Editor’s Note: For National Photography Month, ASMP will be featuring past interviews of the legends and influencers involved in the early years of the American Society of Magazine Photographers (name changed in 1992 to the American Society of Media Photographers to reflect the diversity of member work). Our first featured interview is Bradley Smith. See more about timeline of ASMP history.
Interview: Bradley Smith
Mimi Leipzig and Kay Reese recorded this interview with Bradley smith at the Shoreham Hotel, 33 West 55th Street, New York City, on September 28th, 1990.
“We were being played against each other by an awful lot of the magazines.”
Smith: In the first place, it wasn’t a first meeting, it was a series of social gatherings. So this series of gatherings, usually for dinners on Saturday night that lasted well into the night, finally developed into a sort of semi-official meetings as such, towards the end of the various parties. And at those parties were friends, over a period of time, that I had talked to and they talked to me, and we talked to each other.
And our chief cook, who was a very great chef, was a man named Pierre de Rohan. His name was also John Adam Knight. And as John Adam Knight, he was the first columnist to write about photography in any of the New York newspapers. He wrote a column called “Photography” for the New York Post. And as a matter of fact, I just noticed that I had a clipping from a column of his where he mentioned the first show of photography — as far as I can tell — that the Museum of Modern Art had. And it was in 1946, so he was still writing in ‘46 about it.

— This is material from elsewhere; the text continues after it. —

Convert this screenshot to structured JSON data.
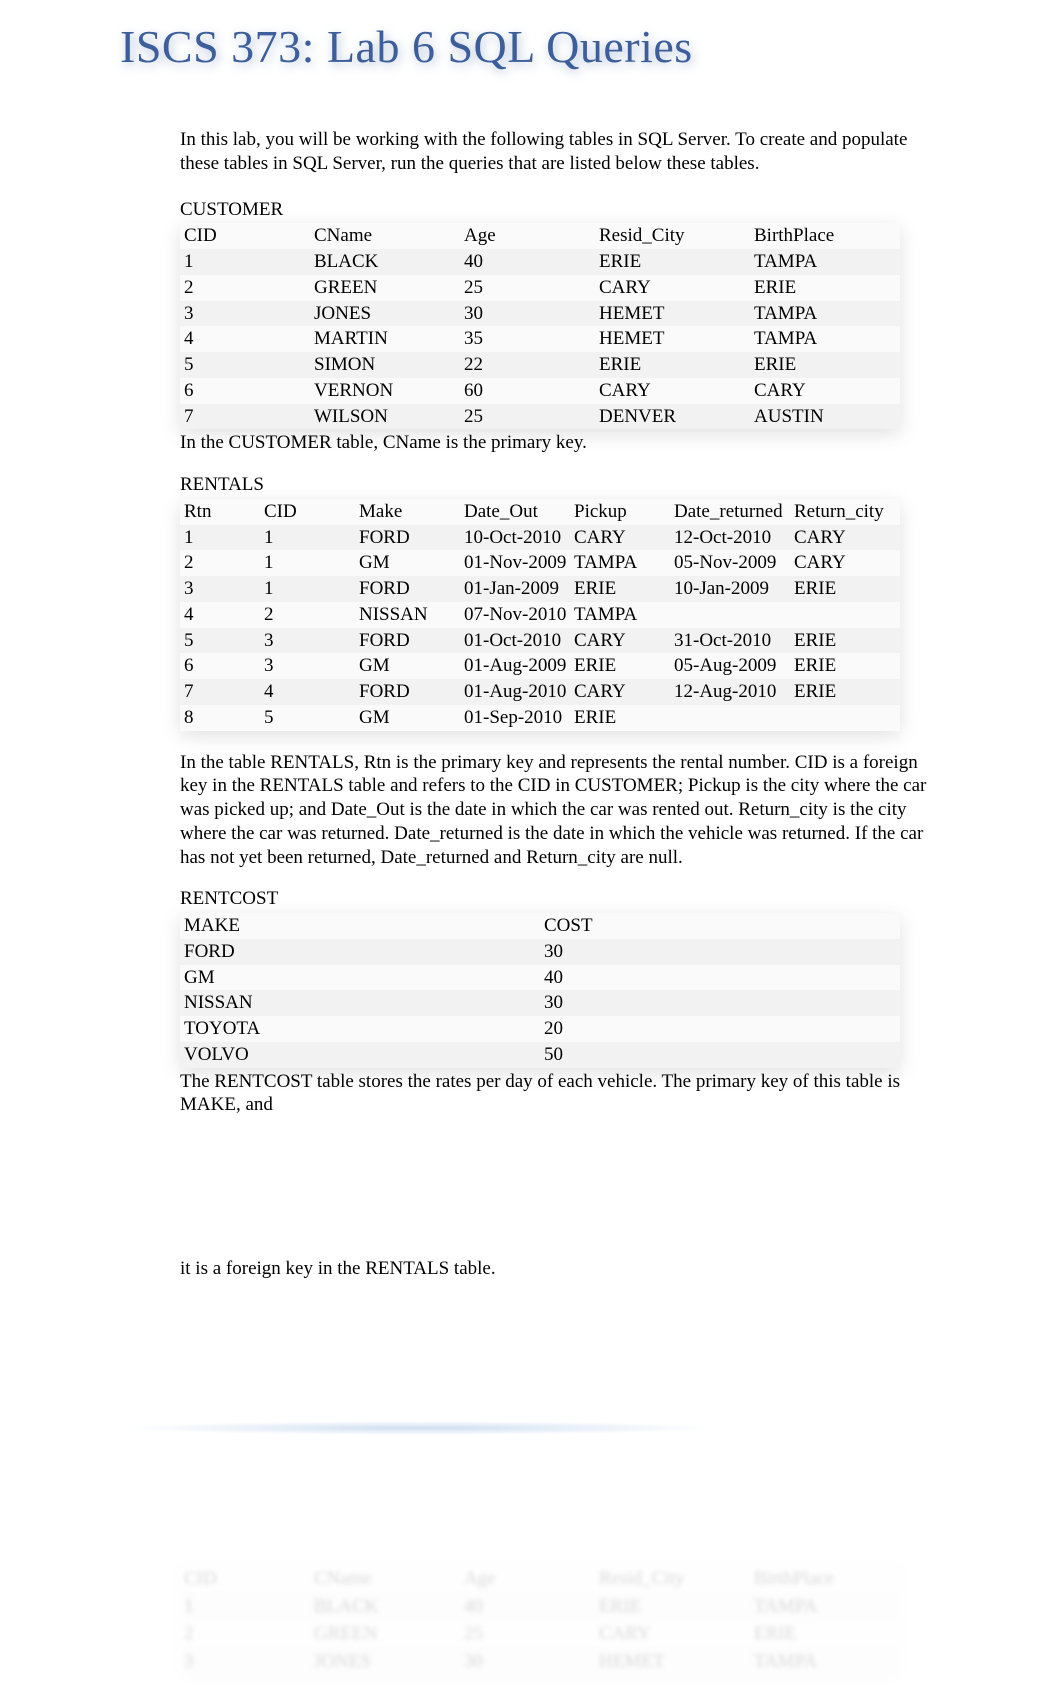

These meetings had been in ‘44 and ‘45 at my house at 229 Whaley Street in Freeport, Long Island. Now, the people that were there were people that I knew and that I invited to dinner regularly, or they called me and said, “Can we come to dinner?” And so they came out there. Although, Freeport was not the center of photography; we were all working in New York. And I had been working in New York for about four years. And between 1944 and 1945, I had met a lot of photographers, and the general feeling was that we were being played against each other by an awful lot by the magazines. We’d go in and say we’d like to do this story; or they’d call us and say they had an assignment. And you would discuss how much it would cost; whether they’d pay the expenses, or whether they’d pay for the film. And you’d finally find that the editor might well say, “We can get so-and-so to do it cheaper than that.” This went on a great deal.
Of course, we were all very, very hungry in those days. The Depression hadn’t been over for very long, if it had been over at all. So when we went to magazines, we were most anxious, first, to get our work seen by people, and second, to try to make enough money to continue to work.
Bradley Smith Bio
Bradley Smith was born in New Orleans in 1910. In his early career, he worked for several Southern newspapers and did some farm labor organizing; later he became nationally known for his photographs of sharecroppers. During the depths of the Depression, he came north and worked for several magazines in New York City. There, he became one of the central figures in the founding of ASMP.
In subsequent years, Smith wrote and illustrated 23 books, including the popular “A History in Art” series that related a nation’s story through its art works. The series included volumes on Japan, China, Mexico, Spain and the United States. He also wrote about photography and eroticism, and he illustrated the autobiography of novelist Henry Miller.
Bradley Smith passed in 1997.